Lady please, just follow the instructional diagram!
Here in Adelaide, South Australia, we have small, rectangular, paper, bus (tram, train) tickets.
Well, not quite paper, they're more a thin cardboardy thing.
Each single ticket is good for two hours after validation, each multi-trip ticket is good for ten two hour rides.
We've had them for years, so you'd think people would know how to use them by now.
Time after time, people insert their tickets into the validating machine the wrong way.
Either upside down, back to front, or both.
These tickets have a directional arrow printed on one side and the magnetic validating strip on the other side.
(I have photos, but we all know I can't be uploading any)
AND there is a small cardboard instructional image cable-tied to the pole that holds the validating machine.

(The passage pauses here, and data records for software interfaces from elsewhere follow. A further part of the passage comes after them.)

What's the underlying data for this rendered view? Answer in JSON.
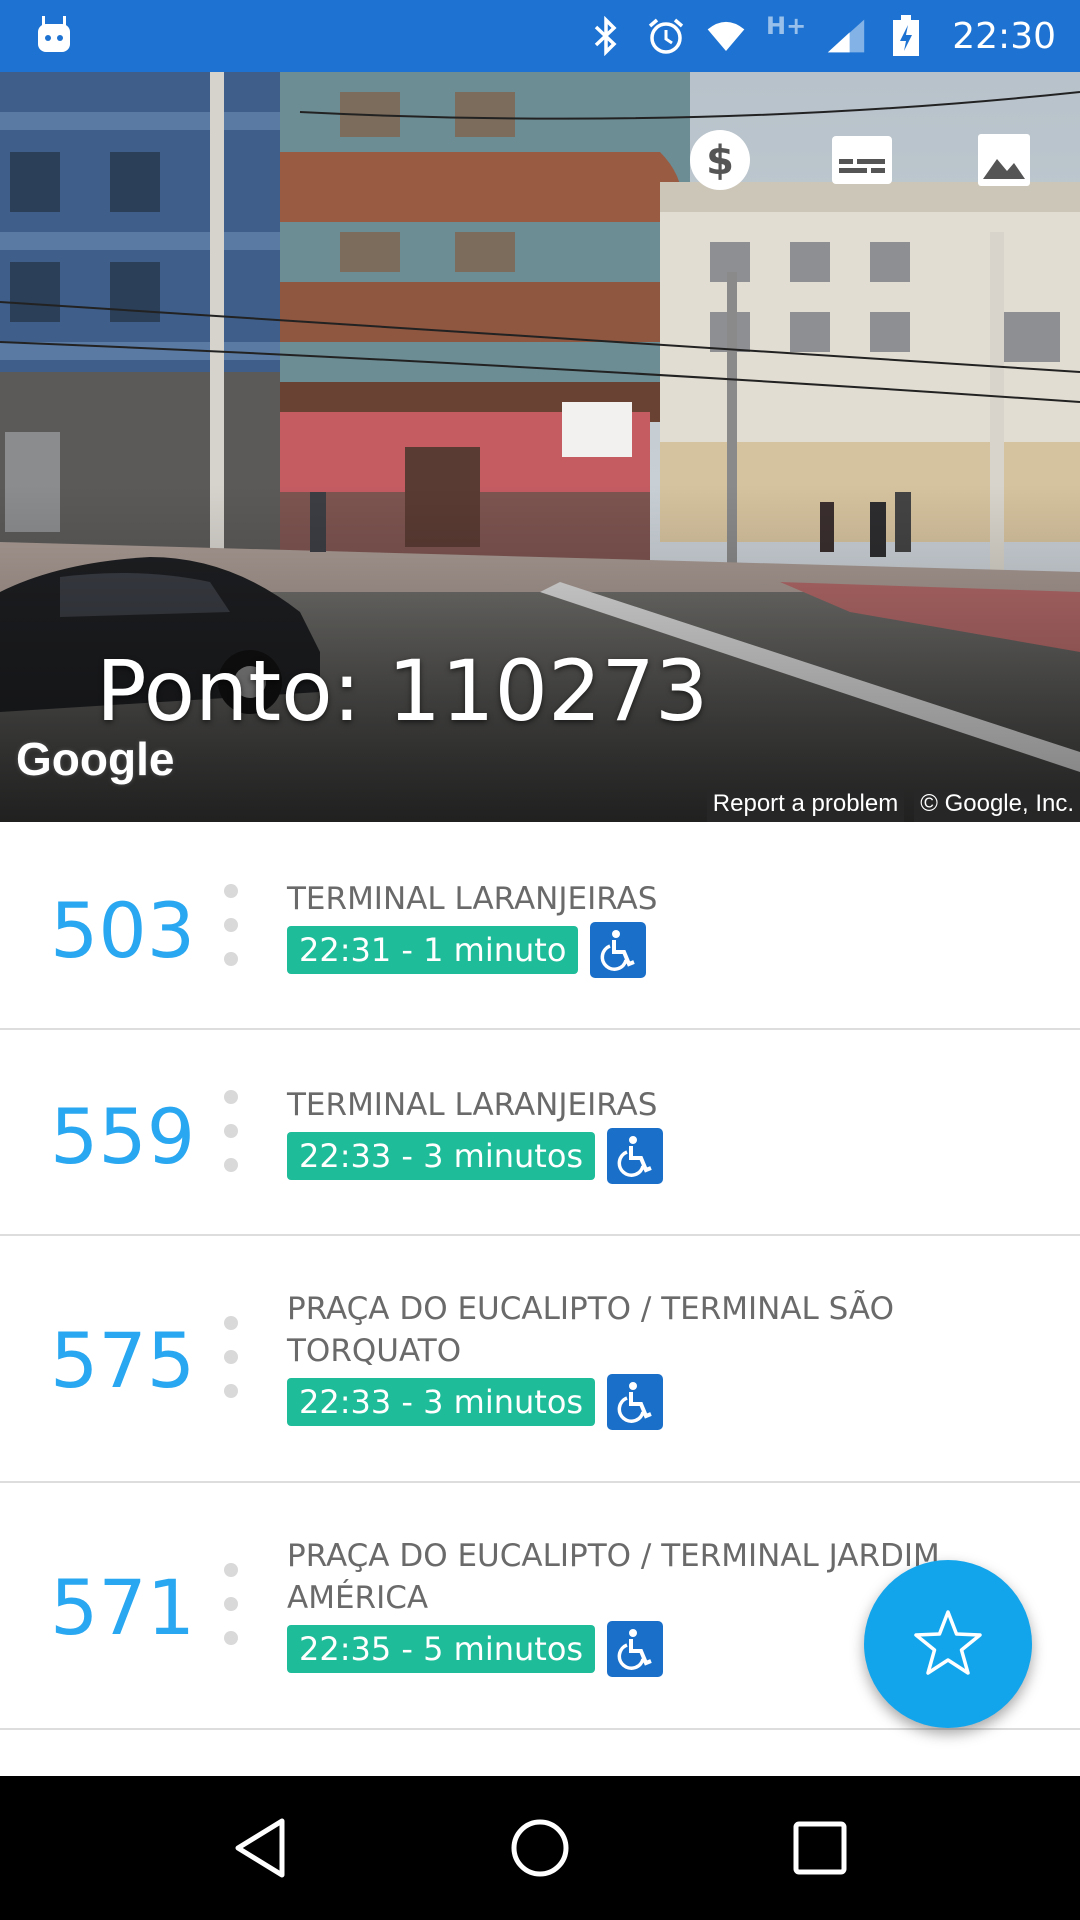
{
  "status_bar": {
    "time": "22:30",
    "network_label": "H+",
    "icons": [
      "android-icon",
      "bluetooth-icon",
      "alarm-icon",
      "wifi-icon",
      "signal-icon",
      "battery-charging-icon"
    ]
  },
  "header": {
    "stop_title": "Ponto: 110273",
    "google_logo": "Google",
    "report_label": "Report a problem",
    "copyright_label": "© Google, Inc.",
    "actions": [
      "fare-icon",
      "card-icon",
      "image-icon"
    ]
  },
  "arrivals": [
    {
      "line": "503",
      "destination": "TERMINAL LARANJEIRAS",
      "eta": "22:31 - 1 minuto",
      "accessible": true
    },
    {
      "line": "559",
      "destination": "TERMINAL LARANJEIRAS",
      "eta": "22:33 - 3 minutos",
      "accessible": true
    },
    {
      "line": "575",
      "destination": "PRAÇA DO EUCALIPTO / TERMINAL SÃO TORQUATO",
      "eta": "22:33 - 3 minutos",
      "accessible": true
    },
    {
      "line": "571",
      "destination": "PRAÇA DO EUCALIPTO / TERMINAL JARDIM AMÉRICA",
      "eta": "22:35 - 5 minutos",
      "accessible": true
    }
  ],
  "fab": {
    "icon": "star-outline-icon"
  },
  "colors": {
    "status_bar": "#1e73d2",
    "line_number": "#29a7f0",
    "eta_badge": "#1fbc99",
    "accessible_badge": "#1a6fc9",
    "fab": "#13a5ec"
  }
}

It's a very clear instruction.
The ticket must be inserted this way!
Yet every day those of us on the bus hear the "boink" of a rejected ticket over and over as someone inserts the ticket the wrong way, spins it around and tries again, then flips it over and tries again, until they eventually get the green light.
Some even have a fist full of tickets and try every single one until they find one that is still within the two hour time limit, or discover they are all out of time and have to buy a new one.
Can’t they check before boarding?
While they are waiting at the stop seems like a good time.
Let’s not mention those who board the bus and then start searching through pockets, purses, handbags looking for their ticket.
Now, let's be clear, I'm not talking about those few people who have never caught a bus before, or catch one maybe once in a blue moon,so don't know the system. (Although they too could just glance at the instruction board, it's right there). Usually they have someone with them who knows how and shows or tells them.
I'm talking about people who ride the bus all the time, those who get on, do the spin around, flip over ticket manouvre again and again while cheerfully stating, "I always get this wrong".
On the other side of the coin are the many, many, many people who get it right.
These tickets are now being phased out with new plastic metro cards being issued.
These are the size of a credit card, and there are machines popping up in various places, such as the train station, or the information centre, where you can insert the card and charge it up with however much cash you'd like by entering your bank information.
The cost is debited from your bank account.
You can also recharge online.
I'm not sure if there is a limit on the amount you can put on the card.
These would seem to be a much better idea, as instead of inserting a ticket on the bus, you only have to touch the card against the circular icon printed on the validating machine.
You can’t get that wrong, surely.
The machine will then show a green light and tell you how many rides you have left.
When your balance is getting too low, it will flash a green and yellow light, so that you know you need to recharge the card soon.
Each ride is still good for the two hours as before, with seniors still travelling free between 9am and 3pm Mondays to Fridays, and all day on weekends and public holidays.
Those of us who hold Seniors cards were sent new Seniors cards in the mail with a little metro card icon in the bottom corner.
When I received mine, I went into the bus information centre and handed in all my unused multitrip tickets and had the $$ balance transferred to my new metro card.
It will solve the problem of people not knowing how to insert the paper ticket.
Really, it will!
How easy is it to just touch the card to the machine?
I think these new metro cards are a great idea, mine seems to work very well and validating on the bus (or tram or train) is much quicker for those of us that have them.